• _DATA SECTION_
********************
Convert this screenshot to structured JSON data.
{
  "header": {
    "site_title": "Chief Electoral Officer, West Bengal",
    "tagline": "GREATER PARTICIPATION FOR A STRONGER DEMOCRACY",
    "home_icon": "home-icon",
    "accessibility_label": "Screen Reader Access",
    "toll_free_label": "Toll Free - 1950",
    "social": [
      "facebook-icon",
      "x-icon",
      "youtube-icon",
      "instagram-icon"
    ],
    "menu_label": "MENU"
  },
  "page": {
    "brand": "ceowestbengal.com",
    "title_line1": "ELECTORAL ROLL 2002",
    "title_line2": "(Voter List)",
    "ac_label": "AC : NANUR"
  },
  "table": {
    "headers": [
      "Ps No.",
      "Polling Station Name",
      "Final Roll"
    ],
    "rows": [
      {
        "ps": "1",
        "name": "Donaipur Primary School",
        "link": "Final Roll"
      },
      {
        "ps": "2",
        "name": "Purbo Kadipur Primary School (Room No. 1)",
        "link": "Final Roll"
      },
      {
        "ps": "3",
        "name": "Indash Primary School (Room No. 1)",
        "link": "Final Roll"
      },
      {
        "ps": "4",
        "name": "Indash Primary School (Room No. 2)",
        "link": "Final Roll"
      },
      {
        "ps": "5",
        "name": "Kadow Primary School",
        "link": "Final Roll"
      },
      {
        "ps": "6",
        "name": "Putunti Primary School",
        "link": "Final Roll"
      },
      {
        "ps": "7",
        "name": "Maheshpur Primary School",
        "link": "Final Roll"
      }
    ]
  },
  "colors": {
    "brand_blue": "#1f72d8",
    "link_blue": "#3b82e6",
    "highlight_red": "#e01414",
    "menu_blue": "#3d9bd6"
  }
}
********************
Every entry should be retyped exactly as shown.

Convert this screenshot to structured JSON data.
{
  "header": {
    "site_title": "Chief Electoral Officer, West Bengal",
    "tagline": "GREATER PARTICIPATION FOR A STRONGER DEMOCRACY",
    "home_icon": "home-icon",
    "accessibility_label": "Screen Reader Access",
    "toll_free_label": "Toll Free - 1950",
    "social": [
      "facebook-icon",
      "x-icon",
      "youtube-icon",
      "instagram-icon"
    ],
    "menu_label": "MENU"
  },
  "page": {
    "brand": "ceowestbengal.com",
    "title_line1": "ELECTORAL ROLL 2002",
    "title_line2": "(Voter List)",
    "ac_label": "AC : NANUR"
  },
  "table": {
    "headers": [
      "Ps No.",
      "Polling Station Name",
      "Final Roll"
    ],
    "rows": [
      {
        "ps": "1",
        "name": "Donaipur Primary School",
        "link": "Final Roll"
      },
      {
        "ps": "2",
        "name": "Purbo Kadipur Primary School (Room No. 1)",
        "link": "Final Roll"
      },
      {
        "ps": "3",
        "name": "Indash Primary School (Room No. 1)",
        "link": "Final Roll"
      },
      {
        "ps": "4",
        "name": "Indash Primary School (Room No. 2)",
        "link": "Final Roll"
      },
      {
        "ps": "5",
        "name": "Kadow Primary School",
        "link": "Final Roll"
      },
      {
        "ps": "6",
        "name": "Putunti Primary School",
        "link": "Final Roll"
      },
      {
        "ps": "7",
        "name": "Maheshpur Primary School",
        "link": "Final Roll"
      }
    ]
  },
  "colors": {
    "brand_blue": "#1f72d8",
    "link_blue": "#3b82e6",
    "highlight_red": "#e01414",
    "menu_blue": "#3d9bd6"
  }
}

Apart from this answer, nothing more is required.